Rob Hausslein, a sugar maker from Landgrove, decided to kick his operation up a notch when a local chef asked him to make smoked maple syrup. Sugar Bob’s Finest Kind was launched when he figured he’d give it a try. He built a fire in his pig roaster, located next to his sugarhouse, and began to smoke syrup.
The pig roaster is a backyard rig: concrete block foundations stacked three high, with a grill and a hood. There, Hausslein roasts a few pigs a year, mostly for catering events. To smoke the maple syrup he fills a traditional evaporating tray with five gallons of syrup and places it on the grill, putting a piece of sheet metal between the flames and the bottom of the pan. “This keeps the syrup from boiling, and sends the smoke from the fire around the edges to season the syrup,” he explains.
Pop the top on one of the smoked syrup cans and the complexity of the sweet and smoky flavors are evident. It is easy to imagine possibilities in the kitchen for a creative cook, who with his product now gets two distinct flavors with which to play. “Barbecue sauce is the first thing that most people think of,” says Hausslein, who describes himself as an adventurous cook but who admits it’s his wife who does most of the cooking for the family. On the weekends, however, it’s his turn. He might serve up a grilled salmon, drizzled with smoked syrup, or he might make a pot roast braised with smoked syrup and harissa, a spicy red pepper blend from Tunisia, found in specialties stores. “Smoked sweet syrup acts as a counterpoint to hot peppers, so the two are an incredible combination.”
Purists may think that changing the flavor of maple syrup is sinful or at least unpatriotic, certainly unVermont. Hausslein maintains that smoked syrup is truly the most authentic flavor. Syrup has always been at least partially seasoned with smoke thanks to the smoke that has always seeped around the edges of the wood fired evaporators. “But as (some) syrup makers change over to oil-fired evaporators, the smoke no longer permeates the syrup,” he explains.
Syrup can pick up other flavors quite easily, suggesting a strategy for cooks that reaches beyond pancakes. “But the only way to get smoke into syrup is to smoke it,” says Hausslein definitively.
And a little goes a long way, when it comes to using smoked syrup in the kitchen. It’s not recommended on pancakes, but a fine, lacy drizzle on a side order of sausage and bacon can’t be beat. A cook might add a tablespoon or two in split pea soup to give it a smoky flavor without the ham bone – a nice vegetarian option – and that it would be a perfect ingredient to perk up a lentil soup.
Perhaps humans are naturally attracted to smoked flavoring, and that that desire may go back to our origins as hunter/gatherers, when early humans cooked over the open flame. “We’re genetically wired to expect a hint of smokiness in our food,” he says. “Smoke signals that the food is cooked and is safe to eat.”

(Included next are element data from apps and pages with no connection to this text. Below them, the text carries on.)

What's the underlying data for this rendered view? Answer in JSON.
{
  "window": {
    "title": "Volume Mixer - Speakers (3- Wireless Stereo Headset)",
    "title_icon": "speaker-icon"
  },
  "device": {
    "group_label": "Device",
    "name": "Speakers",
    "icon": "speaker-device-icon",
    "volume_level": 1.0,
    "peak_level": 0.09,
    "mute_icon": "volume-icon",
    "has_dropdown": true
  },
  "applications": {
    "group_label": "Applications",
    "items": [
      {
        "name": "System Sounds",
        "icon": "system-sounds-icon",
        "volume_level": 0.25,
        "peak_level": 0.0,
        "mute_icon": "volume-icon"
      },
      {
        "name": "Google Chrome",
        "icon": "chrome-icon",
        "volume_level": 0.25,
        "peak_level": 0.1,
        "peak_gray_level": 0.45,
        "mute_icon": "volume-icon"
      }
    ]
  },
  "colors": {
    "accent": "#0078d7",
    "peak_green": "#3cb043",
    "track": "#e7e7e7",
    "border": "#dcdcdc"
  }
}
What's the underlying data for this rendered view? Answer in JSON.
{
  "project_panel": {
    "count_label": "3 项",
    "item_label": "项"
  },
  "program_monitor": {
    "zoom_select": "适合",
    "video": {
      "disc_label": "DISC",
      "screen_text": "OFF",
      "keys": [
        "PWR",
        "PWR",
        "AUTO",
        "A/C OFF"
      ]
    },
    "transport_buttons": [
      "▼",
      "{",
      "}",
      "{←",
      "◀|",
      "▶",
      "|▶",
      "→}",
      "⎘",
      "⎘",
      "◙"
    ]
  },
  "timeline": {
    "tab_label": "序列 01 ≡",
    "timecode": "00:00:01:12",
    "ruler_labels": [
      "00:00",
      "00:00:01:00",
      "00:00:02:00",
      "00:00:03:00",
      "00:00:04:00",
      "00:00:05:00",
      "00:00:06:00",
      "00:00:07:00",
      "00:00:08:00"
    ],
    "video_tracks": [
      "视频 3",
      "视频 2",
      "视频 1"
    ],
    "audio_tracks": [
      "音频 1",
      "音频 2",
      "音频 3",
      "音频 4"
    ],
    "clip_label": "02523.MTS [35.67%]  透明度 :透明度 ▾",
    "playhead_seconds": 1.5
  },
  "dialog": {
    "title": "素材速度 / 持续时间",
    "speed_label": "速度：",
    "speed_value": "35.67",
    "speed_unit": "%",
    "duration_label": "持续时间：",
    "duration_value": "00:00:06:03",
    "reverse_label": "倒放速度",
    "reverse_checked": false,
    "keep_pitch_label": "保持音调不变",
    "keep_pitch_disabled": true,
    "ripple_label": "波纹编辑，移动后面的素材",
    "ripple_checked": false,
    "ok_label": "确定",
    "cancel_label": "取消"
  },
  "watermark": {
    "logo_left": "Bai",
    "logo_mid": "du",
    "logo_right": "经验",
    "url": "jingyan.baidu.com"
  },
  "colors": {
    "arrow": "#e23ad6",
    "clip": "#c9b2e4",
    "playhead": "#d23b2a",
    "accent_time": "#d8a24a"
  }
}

Sugar Bob’s Finest Kind smoked and traditional syrup are available on-line, or at the Londonderry, Vermont farmer’s market on Saturday’s. Here’s my favorite salad dressing that is greatly enhanced by a touch of smoked maple syrup. Adapted from The Vermont Country Store Cookbook.
Smoked Maple Syrup Vinaigrette
Makes 1/2 cup
Especially delicious served over The Corn and Cucumber Salad with cherry tomatoes and cilantro. Found on page 35 of The Vermont Country Store Cookbook.
½ cup extra virgin olive oil
1 lemon, juiced ( 3 tablespoons)
3 tablespoons balsamic vinegar
¼ teaspoon sea salt
1/8 teaspoon freshly ground pepper
1 teaspoon Dijon mustard
1 large garlic clove, pressed and finely chopped
1 tablespoon maple syrup
1 teaspoon smoked syrup
1 tablespoon fresh basil, chopped fine
In a mason jar, combine all the ingredients and shake vigorously.